Carmen also introduced us to her chickens and ducks. Most families have these birds roaming around their yards. The animals can be used for their eggs, as well as for meat. Most people don’t eat chicken and duck every day, but they do eat several kinds of fresh fish from the river almost every day, including piranha and catfish. Like the bananas, they eat their fish boiled, fried, and in soup. Carmen’s family hunts other meats as well including: monkey, armadillo, tapir, paca (a large rodent that is said to be delicious), and peccarry (wild hog).
The family garden was full of all kinds of fruits and vegetables. The kids took us around their yard and showed us bananas, lemons, limes, avocados, cacao, mangos, coconut, guava, yuca, potatoes, coffee, papaya, and several other exotic fruits that I had never heard of. Carmen’s family was so kind that they let us sample nearly everything in their garden, except of course for the chickens and ducks, since they still had a few months of plumping up before being ready to eat.
People that live in the rainforest can not rely on grocery stores to keep them fed. They must grow, harvest, and hunt their food. I wonder what foods we would eat if we had to rely on gardening and hunting, like the people do in the rainforest. How much of the food that you eat every day can be grown in your backyard? I would love to grow avocados and pineapples, but I probably wouldn’t be growing any Oreos, pretzel rods, or Lunchables in my garden!
How about some quinoa with a side of rocks? – Anna
When we were shopping for supplies in Iquitos, we were so excited that we found a very nutritious whole grain food called quinoa. Quinoa is a tasty grain that is full of protein. It is common in the highlands, and is eaten much like rice.

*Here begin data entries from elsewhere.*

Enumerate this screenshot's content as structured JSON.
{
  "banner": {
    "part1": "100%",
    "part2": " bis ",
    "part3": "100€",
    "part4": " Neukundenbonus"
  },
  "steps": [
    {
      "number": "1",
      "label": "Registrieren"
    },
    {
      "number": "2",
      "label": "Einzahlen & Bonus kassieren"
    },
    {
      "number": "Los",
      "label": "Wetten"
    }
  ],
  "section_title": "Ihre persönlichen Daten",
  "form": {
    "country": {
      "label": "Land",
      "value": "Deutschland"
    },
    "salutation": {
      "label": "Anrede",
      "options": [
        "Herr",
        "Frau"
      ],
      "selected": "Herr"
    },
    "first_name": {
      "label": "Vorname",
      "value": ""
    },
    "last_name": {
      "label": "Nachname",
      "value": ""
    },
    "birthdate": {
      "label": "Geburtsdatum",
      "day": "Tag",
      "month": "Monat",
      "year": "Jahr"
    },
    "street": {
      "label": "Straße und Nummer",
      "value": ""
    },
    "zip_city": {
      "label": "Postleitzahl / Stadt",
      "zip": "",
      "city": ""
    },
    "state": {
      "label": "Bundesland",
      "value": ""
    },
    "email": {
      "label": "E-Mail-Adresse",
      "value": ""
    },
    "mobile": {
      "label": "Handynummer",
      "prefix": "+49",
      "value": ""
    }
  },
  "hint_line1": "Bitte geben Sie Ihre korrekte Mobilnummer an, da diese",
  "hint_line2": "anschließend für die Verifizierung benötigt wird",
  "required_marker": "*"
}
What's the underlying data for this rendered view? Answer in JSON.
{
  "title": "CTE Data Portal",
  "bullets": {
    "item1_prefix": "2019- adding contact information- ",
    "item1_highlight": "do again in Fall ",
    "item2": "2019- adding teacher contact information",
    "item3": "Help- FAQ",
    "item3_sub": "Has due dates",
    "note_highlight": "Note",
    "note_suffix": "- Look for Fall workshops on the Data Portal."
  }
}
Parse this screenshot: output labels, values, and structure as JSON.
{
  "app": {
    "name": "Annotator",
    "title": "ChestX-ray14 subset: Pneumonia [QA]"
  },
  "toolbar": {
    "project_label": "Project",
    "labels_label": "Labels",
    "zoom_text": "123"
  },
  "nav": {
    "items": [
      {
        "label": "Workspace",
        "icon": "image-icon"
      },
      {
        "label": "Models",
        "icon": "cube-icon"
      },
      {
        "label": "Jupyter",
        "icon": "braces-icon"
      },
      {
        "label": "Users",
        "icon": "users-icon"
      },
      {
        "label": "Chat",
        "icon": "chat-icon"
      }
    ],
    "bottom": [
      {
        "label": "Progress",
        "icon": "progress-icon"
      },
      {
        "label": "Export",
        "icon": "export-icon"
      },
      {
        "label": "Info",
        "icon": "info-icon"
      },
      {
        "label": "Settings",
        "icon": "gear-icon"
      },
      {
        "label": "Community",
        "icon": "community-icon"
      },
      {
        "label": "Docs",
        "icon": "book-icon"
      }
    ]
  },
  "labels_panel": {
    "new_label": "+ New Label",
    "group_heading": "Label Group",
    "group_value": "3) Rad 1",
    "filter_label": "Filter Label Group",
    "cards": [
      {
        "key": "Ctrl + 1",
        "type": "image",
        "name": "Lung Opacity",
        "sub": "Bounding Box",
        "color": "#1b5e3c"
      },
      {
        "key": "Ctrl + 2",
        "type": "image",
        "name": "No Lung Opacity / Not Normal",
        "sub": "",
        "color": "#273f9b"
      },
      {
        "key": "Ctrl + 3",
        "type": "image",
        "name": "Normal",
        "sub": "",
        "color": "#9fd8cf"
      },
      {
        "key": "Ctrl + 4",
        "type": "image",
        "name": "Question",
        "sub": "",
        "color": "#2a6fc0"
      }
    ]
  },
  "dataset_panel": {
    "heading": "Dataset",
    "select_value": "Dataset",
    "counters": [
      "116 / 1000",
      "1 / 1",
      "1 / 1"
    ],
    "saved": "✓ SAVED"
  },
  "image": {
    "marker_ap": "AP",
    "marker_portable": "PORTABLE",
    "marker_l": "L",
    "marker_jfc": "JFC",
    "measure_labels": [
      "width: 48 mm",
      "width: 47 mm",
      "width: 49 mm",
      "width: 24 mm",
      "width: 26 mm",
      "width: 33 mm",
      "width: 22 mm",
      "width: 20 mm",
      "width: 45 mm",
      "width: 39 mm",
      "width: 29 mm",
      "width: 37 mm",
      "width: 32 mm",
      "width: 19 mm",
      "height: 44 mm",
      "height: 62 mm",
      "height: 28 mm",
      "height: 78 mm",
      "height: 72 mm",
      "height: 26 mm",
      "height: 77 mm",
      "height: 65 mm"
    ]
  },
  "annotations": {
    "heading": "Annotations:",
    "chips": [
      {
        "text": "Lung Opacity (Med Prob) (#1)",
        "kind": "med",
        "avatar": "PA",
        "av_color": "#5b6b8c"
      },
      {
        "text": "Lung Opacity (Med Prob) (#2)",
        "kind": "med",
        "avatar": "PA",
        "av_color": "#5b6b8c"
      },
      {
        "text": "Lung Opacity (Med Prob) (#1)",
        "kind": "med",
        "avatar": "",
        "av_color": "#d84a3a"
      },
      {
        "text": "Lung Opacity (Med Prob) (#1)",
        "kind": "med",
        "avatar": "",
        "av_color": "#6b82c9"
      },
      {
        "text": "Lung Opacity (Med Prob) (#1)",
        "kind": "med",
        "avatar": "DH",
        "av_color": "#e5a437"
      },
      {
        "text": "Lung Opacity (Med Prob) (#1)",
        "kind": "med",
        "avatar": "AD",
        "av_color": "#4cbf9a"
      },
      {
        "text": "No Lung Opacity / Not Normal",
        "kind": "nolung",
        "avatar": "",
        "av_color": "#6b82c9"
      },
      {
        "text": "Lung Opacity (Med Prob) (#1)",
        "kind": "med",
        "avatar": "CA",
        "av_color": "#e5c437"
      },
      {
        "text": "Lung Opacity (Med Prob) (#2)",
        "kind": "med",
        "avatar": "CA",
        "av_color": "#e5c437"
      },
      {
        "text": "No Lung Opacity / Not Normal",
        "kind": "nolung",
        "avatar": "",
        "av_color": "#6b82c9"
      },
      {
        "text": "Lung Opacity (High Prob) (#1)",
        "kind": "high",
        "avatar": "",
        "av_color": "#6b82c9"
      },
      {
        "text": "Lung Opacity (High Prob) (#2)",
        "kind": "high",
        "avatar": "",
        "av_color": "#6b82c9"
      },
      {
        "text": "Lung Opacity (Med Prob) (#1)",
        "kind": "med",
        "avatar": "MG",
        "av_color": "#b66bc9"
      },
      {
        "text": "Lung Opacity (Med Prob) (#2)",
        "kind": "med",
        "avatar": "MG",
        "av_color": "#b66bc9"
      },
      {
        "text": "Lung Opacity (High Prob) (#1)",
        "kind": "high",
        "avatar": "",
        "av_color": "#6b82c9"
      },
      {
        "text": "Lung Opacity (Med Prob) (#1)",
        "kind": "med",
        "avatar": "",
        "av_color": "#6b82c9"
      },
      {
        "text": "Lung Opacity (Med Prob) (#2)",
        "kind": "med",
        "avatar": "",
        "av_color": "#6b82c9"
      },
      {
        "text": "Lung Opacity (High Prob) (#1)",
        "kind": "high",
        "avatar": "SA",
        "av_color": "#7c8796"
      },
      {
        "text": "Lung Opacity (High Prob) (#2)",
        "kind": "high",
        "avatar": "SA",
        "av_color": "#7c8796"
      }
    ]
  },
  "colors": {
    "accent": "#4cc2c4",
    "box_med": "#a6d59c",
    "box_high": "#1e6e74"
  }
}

Since quinoa is tasty, healthy, and goes with anything, we bought a lot of it for our trip. The first night that we ate the quinoa we noticed that it was full of rocks and sand. Apparently, when the people in the highlands of Peru harvest the quinoa, they dry it on the dirty, sandy, and rocky ground. So the next time we prepared the quinoa, Ruben and I spent a long time searching through huge mounds of grain, removing as many small rocks as we could find. Then, we washed the quinoa and sifted it through my mosquito head-net to remove extra sand. We were sure that our problems were solved, but unfortunately, that night we were once again crunching and grinding our teeth against rocks and sand. It made for an unenjoyable eating experience.
We have a lot of quinoa left, and we are going to have to either eat it, throw it away, or give it away. If we get rid of it, we will need to buy some rice or potatoes in a town to make up for our food loss. I don’t know if giving it as a gift is a good idea; it might not make people very happy when they realize that we gave them rocky quinoa in return for their kindness.
Because it is quite an unpleasant eating experience, none of us want to have to eat the quinoa again. But we did buy it, and we bought a lot of it. Plus, it provides us with essential protein, which we don’t get in a lot of other foods. We hate to be wasteful, but…
Track the adventurers at wildernessclassroom.com